─── Entries provided

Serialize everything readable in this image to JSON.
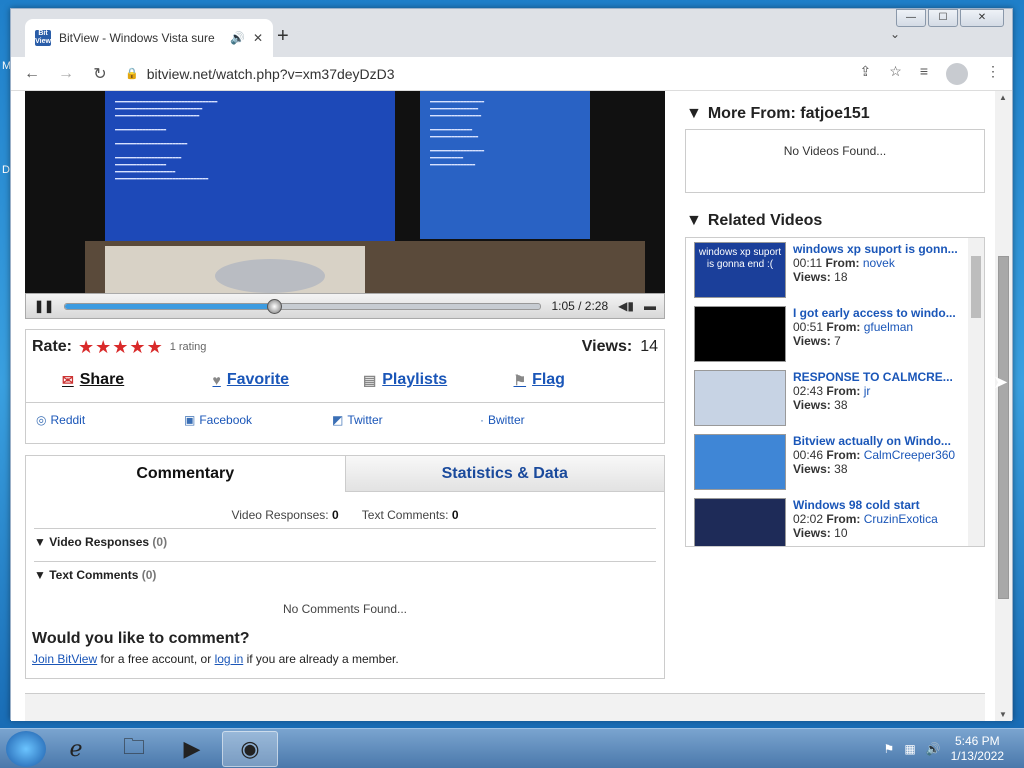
{
  "browser": {
    "tab_title": "BitView - Windows Vista sure",
    "favicon_text": "Bit View",
    "url": "bitview.net/watch.php?v=xm37deyDzD3",
    "win_min": "—",
    "win_max": "☐",
    "win_close": "✕"
  },
  "player": {
    "time": "1:05 / 2:28",
    "progress_fraction": 0.44
  },
  "rating": {
    "label": "Rate:",
    "stars": "★★★★★",
    "count": "1 rating",
    "views_label": "Views:",
    "views_value": "14"
  },
  "actions": {
    "share": "Share",
    "favorite": "Favorite",
    "playlists": "Playlists",
    "flag": "Flag"
  },
  "share_links": {
    "reddit": "Reddit",
    "facebook": "Facebook",
    "twitter": "Twitter",
    "bwitter": "Bwitter"
  },
  "commentary": {
    "tab_commentary": "Commentary",
    "tab_stats": "Statistics & Data",
    "video_responses_label": "Video Responses:",
    "video_responses_count": "0",
    "text_comments_label": "Text Comments:",
    "text_comments_count": "0",
    "section_video_responses": "Video Responses",
    "section_video_responses_n": "(0)",
    "section_text_comments": "Text Comments",
    "section_text_comments_n": "(0)",
    "no_comments": "No Comments Found...",
    "prompt": "Would you like to comment?",
    "join_link": "Join BitView",
    "join_mid": " for a free account, or ",
    "login_link": "log in",
    "join_end": " if you are already a member."
  },
  "sidebar": {
    "more_from": "More From: fatjoe151",
    "no_videos": "No Videos Found...",
    "related_title": "Related Videos",
    "from_label": "From:",
    "views_label": "Views:",
    "related": [
      {
        "title": "windows xp suport is gonn...",
        "duration": "00:11",
        "user": "novek",
        "views": "18",
        "thumb_caption": "windows xp suport is gonna end :(",
        "thumb_color": "#1b3f9a"
      },
      {
        "title": "I got early access to windo...",
        "duration": "00:51",
        "user": "gfuelman",
        "views": "7",
        "thumb_caption": "",
        "thumb_color": "#000000"
      },
      {
        "title": "RESPONSE TO CALMCRE...",
        "duration": "02:43",
        "user": "jr",
        "views": "38",
        "thumb_caption": "",
        "thumb_color": "#c7d3e4"
      },
      {
        "title": "Bitview actually on Windo...",
        "duration": "00:46",
        "user": "CalmCreeper360",
        "views": "38",
        "thumb_caption": "",
        "thumb_color": "#3f86d6"
      },
      {
        "title": "Windows 98 cold start",
        "duration": "02:02",
        "user": "CruzinExotica",
        "views": "10",
        "thumb_caption": "",
        "thumb_color": "#1e2b58"
      }
    ]
  },
  "taskbar": {
    "time": "5:46 PM",
    "date": "1/13/2022"
  }
}
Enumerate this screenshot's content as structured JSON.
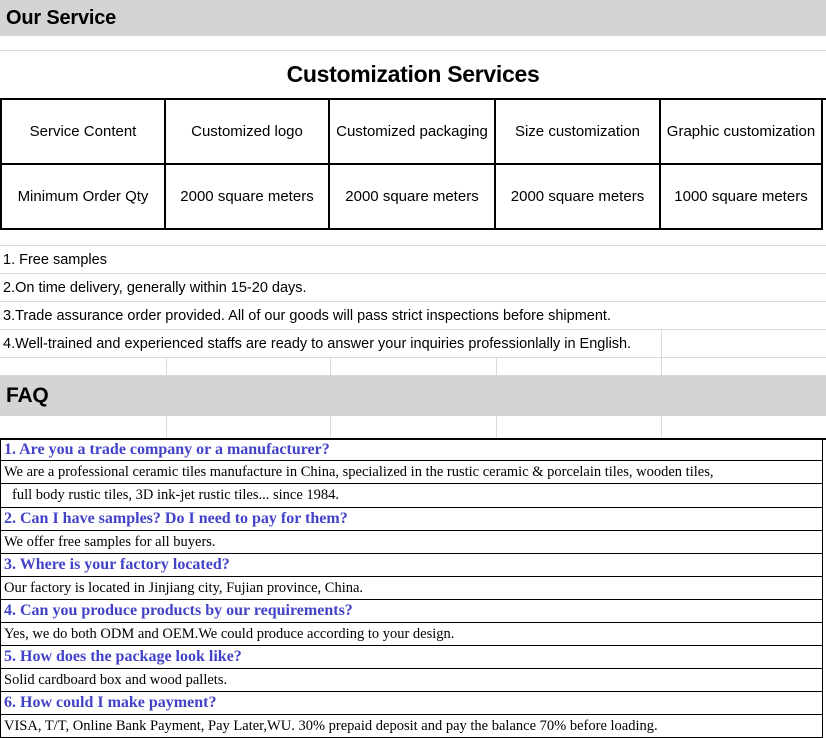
{
  "sections": {
    "our_service": "Our Service",
    "faq": "FAQ"
  },
  "customization": {
    "title": "Customization Services",
    "columns": [
      "Service Content",
      "Customized logo",
      "Customized packaging",
      "Size customization",
      "Graphic customization"
    ],
    "row": [
      "Minimum Order Qty",
      "2000 square meters",
      "2000 square meters",
      "2000 square meters",
      "1000 square meters"
    ]
  },
  "features": [
    "1. Free samples",
    "2.On time delivery, generally within 15-20 days.",
    "3.Trade assurance order provided. All of our goods will pass strict inspections before shipment.",
    "4.Well-trained and experienced staffs are ready to answer your inquiries professionlally in English."
  ],
  "faq_items": [
    {
      "question": "1. Are you a trade company or a manufacturer?",
      "answers": [
        "We are a professional ceramic tiles manufacture in China, specialized in the rustic ceramic & porcelain tiles, wooden tiles,",
        " full body rustic tiles, 3D ink-jet rustic tiles... since 1984."
      ]
    },
    {
      "question": "2. Can I have samples? Do I need to pay for them?",
      "answers": [
        "We offer free samples for all buyers."
      ]
    },
    {
      "question": "3. Where is your factory located?",
      "answers": [
        "Our factory is located in Jinjiang city, Fujian province, China."
      ]
    },
    {
      "question": "4. Can you produce products by our requirements?",
      "answers": [
        "Yes, we do both ODM and OEM.We could produce according to your design."
      ]
    },
    {
      "question": "5. How does the package look like?",
      "answers": [
        "Solid cardboard box and wood pallets."
      ]
    },
    {
      "question": "6. How could I make payment?",
      "answers": [
        "VISA, T/T, Online Bank Payment, Pay Later,WU. 30% prepaid deposit and pay the balance 70% before loading."
      ]
    }
  ],
  "colors": {
    "section_band": "#d4d4d4",
    "faq_question": "#4242c8",
    "grid_line": "#d9d9d9",
    "table_border": "#000000"
  }
}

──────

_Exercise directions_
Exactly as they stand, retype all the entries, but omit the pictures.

_Solution to the problem_
Serialize everything readable in this image to JSON.
{
  "browser": {
    "tab_title": "BitView - Windows Vista sure",
    "favicon_text": "Bit View",
    "url": "bitview.net/watch.php?v=xm37deyDzD3",
    "win_min": "—",
    "win_max": "☐",
    "win_close": "✕"
  },
  "player": {
    "time": "1:05 / 2:28",
    "progress_fraction": 0.44
  },
  "rating": {
    "label": "Rate:",
    "stars": "★★★★★",
    "count": "1 rating",
    "views_label": "Views:",
    "views_value": "14"
  },
  "actions": {
    "share": "Share",
    "favorite": "Favorite",
    "playlists": "Playlists",
    "flag": "Flag"
  },
  "share_links": {
    "reddit": "Reddit",
    "facebook": "Facebook",
    "twitter": "Twitter",
    "bwitter": "Bwitter"
  },
  "commentary": {
    "tab_commentary": "Commentary",
    "tab_stats": "Statistics & Data",
    "video_responses_label": "Video Responses:",
    "video_responses_count": "0",
    "text_comments_label": "Text Comments:",
    "text_comments_count": "0",
    "section_video_responses": "Video Responses",
    "section_video_responses_n": "(0)",
    "section_text_comments": "Text Comments",
    "section_text_comments_n": "(0)",
    "no_comments": "No Comments Found...",
    "prompt": "Would you like to comment?",
    "join_link": "Join BitView",
    "join_mid": " for a free account, or ",
    "login_link": "log in",
    "join_end": " if you are already a member."
  },
  "sidebar": {
    "more_from": "More From: fatjoe151",
    "no_videos": "No Videos Found...",
    "related_title": "Related Videos",
    "from_label": "From:",
    "views_label": "Views:",
    "related": [
      {
        "title": "windows xp suport is gonn...",
        "duration": "00:11",
        "user": "novek",
        "views": "18",
        "thumb_caption": "windows xp suport is gonna end :(",
        "thumb_color": "#1b3f9a"
      },
      {
        "title": "I got early access to windo...",
        "duration": "00:51",
        "user": "gfuelman",
        "views": "7",
        "thumb_caption": "",
        "thumb_color": "#000000"
      },
      {
        "title": "RESPONSE TO CALMCRE...",
        "duration": "02:43",
        "user": "jr",
        "views": "38",
        "thumb_caption": "",
        "thumb_color": "#c7d3e4"
      },
      {
        "title": "Bitview actually on Windo...",
        "duration": "00:46",
        "user": "CalmCreeper360",
        "views": "38",
        "thumb_caption": "",
        "thumb_color": "#3f86d6"
      },
      {
        "title": "Windows 98 cold start",
        "duration": "02:02",
        "user": "CruzinExotica",
        "views": "10",
        "thumb_caption": "",
        "thumb_color": "#1e2b58"
      }
    ]
  },
  "taskbar": {
    "time": "5:46 PM",
    "date": "1/13/2022"
  }
}
Enumerate this screenshot's content as structured JSON.
{
  "sections": {
    "our_service": "Our Service",
    "faq": "FAQ"
  },
  "customization": {
    "title": "Customization Services",
    "columns": [
      "Service Content",
      "Customized logo",
      "Customized packaging",
      "Size customization",
      "Graphic customization"
    ],
    "row": [
      "Minimum Order Qty",
      "2000 square meters",
      "2000 square meters",
      "2000 square meters",
      "1000 square meters"
    ]
  },
  "features": [
    "1. Free samples",
    "2.On time delivery, generally within 15-20 days.",
    "3.Trade assurance order provided. All of our goods will pass strict inspections before shipment.",
    "4.Well-trained and experienced staffs are ready to answer your inquiries professionlally in English."
  ],
  "faq_items": [
    {
      "question": "1. Are you a trade company or a manufacturer?",
      "answers": [
        "We are a professional ceramic tiles manufacture in China, specialized in the rustic ceramic & porcelain tiles, wooden tiles,",
        " full body rustic tiles, 3D ink-jet rustic tiles... since 1984."
      ]
    },
    {
      "question": "2. Can I have samples? Do I need to pay for them?",
      "answers": [
        "We offer free samples for all buyers."
      ]
    },
    {
      "question": "3. Where is your factory located?",
      "answers": [
        "Our factory is located in Jinjiang city, Fujian province, China."
      ]
    },
    {
      "question": "4. Can you produce products by our requirements?",
      "answers": [
        "Yes, we do both ODM and OEM.We could produce according to your design."
      ]
    },
    {
      "question": "5. How does the package look like?",
      "answers": [
        "Solid cardboard box and wood pallets."
      ]
    },
    {
      "question": "6. How could I make payment?",
      "answers": [
        "VISA, T/T, Online Bank Payment, Pay Later,WU. 30% prepaid deposit and pay the balance 70% before loading."
      ]
    }
  ],
  "colors": {
    "section_band": "#d4d4d4",
    "faq_question": "#4242c8",
    "grid_line": "#d9d9d9",
    "table_border": "#000000"
  }
}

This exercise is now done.